Last year I was boiling over with anger towards someone. I had just been belittled again and was furious. The anger was growing so I had to go out into the pasture for an “angry walk.” All of a sudden Jesus spoke to me and it’s the very last thing I wanted to hear.
When Jesus delivered the Sermon on the Mountain everything that Jesus said was fodder for fiery discussion because the level of righteousness he spoke of was nothing less than audacious. Familiarity has lessened the shock impact for us but if we read slowly enough we can still feel some of it.
When there has been a wrongdoing the burden of apology and reconciliation is typically on the one who has done the wrong. If I speak a harsh word to someone and feel the conviction of the Spirit that I did wrong, then it is me that needs to go apologize. But in the kingdom of God everything is turned on its head.

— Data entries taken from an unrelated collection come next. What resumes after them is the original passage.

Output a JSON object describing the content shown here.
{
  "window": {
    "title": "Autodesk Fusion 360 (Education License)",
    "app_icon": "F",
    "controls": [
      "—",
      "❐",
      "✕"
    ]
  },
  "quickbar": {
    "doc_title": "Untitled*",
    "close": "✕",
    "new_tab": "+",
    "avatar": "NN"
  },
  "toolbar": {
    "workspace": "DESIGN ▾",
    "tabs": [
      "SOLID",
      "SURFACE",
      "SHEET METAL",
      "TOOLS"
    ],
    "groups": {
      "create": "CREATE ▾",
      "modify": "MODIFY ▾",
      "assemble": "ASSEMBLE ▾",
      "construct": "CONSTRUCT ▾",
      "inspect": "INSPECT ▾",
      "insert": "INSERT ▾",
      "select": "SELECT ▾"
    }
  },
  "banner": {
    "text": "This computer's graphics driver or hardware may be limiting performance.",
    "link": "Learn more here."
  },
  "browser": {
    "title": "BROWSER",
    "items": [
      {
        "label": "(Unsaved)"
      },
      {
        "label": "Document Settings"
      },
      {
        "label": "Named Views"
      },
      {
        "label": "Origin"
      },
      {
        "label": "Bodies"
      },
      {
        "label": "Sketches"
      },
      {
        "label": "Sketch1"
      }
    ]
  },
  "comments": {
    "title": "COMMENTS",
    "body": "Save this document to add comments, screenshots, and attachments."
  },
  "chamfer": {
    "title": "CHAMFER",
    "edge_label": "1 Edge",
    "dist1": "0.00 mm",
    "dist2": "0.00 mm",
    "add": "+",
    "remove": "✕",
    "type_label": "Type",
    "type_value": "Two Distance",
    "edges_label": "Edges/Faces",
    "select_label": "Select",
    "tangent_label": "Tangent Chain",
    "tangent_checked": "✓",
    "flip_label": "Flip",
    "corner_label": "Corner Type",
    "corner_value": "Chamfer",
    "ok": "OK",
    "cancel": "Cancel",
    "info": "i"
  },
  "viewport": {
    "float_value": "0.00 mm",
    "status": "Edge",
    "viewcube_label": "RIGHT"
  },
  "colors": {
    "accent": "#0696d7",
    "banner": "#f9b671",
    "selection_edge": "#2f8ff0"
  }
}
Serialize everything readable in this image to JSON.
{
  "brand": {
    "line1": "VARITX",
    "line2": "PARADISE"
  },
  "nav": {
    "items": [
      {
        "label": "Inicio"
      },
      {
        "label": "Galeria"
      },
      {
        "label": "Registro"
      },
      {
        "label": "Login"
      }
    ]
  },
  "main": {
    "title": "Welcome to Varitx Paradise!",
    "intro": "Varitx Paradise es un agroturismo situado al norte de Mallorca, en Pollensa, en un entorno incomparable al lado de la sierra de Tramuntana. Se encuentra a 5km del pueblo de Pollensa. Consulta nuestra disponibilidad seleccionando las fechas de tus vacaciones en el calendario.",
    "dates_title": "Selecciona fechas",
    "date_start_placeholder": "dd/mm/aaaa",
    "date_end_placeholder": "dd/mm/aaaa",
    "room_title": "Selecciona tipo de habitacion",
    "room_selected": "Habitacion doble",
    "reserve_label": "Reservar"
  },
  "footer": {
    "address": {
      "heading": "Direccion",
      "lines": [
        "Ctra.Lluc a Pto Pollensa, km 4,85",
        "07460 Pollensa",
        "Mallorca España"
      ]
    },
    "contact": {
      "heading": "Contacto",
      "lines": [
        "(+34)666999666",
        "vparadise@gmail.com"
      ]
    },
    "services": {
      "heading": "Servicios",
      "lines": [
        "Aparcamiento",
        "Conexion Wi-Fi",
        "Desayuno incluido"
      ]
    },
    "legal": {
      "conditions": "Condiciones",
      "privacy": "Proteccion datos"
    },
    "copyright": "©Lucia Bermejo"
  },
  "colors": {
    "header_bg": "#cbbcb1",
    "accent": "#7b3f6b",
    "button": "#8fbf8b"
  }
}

“Therefore, if you are offering your gift at the alter and there remember your brother has something against you, leave your gift there in front of the alter. First go and be reconciled to your brother; then come and offer your gift” (Mt 5:23-24).
At the alter of God it doesn’t matter who is at fault so much as it matters there is un-reconciled relationships. Worship desires unity. And so Jesus puts it this way: It’s not about if someone has wronged you, it’s about the fact that a relationship is broken and needs repaired. If you know that someone has something against you, you be the one to go to to them. Try to get it straightened out. Do so as an act of worship.
“As far as it depends on you live at peace with all men” (Rom 12:18).
So there I was angry walking around the pasture, feeling wronged in a very hurtful way for the umpteenth time. I was gnashing my teeth, seething with anger when the Lord spoke to me, “go and try to reconcile.”
That’s the last thing I wanted to do. This person was the one who was doing wrong to me constantly. Not just wrong but tampering with the holy. They needed to come to me, not me to them. Going to them would appear as if I was validating their behavior.
I fasted. I prayed. I went.
I did everything to try to reconcile including apologizing for things I wasn’t sorry for (I regret that now) in order to come together. There was not even a hint of desire on their part to reconcile. It was vicious. Just attack after attack. It was like going there gave them opportunity to unleash the flood. I was literally going out to the car with them yelling at me. It was awful.
And I drove away filled with joy.
For a few days after that I had such joy in the Lord. The joy that doesn’t make any sense but a joy that is tied to God’s pleasure when his children obey.
Things are still bad. I still wrestle with anger. The violations continue.
But I have never regretted going to them to make the attempt to reconcile.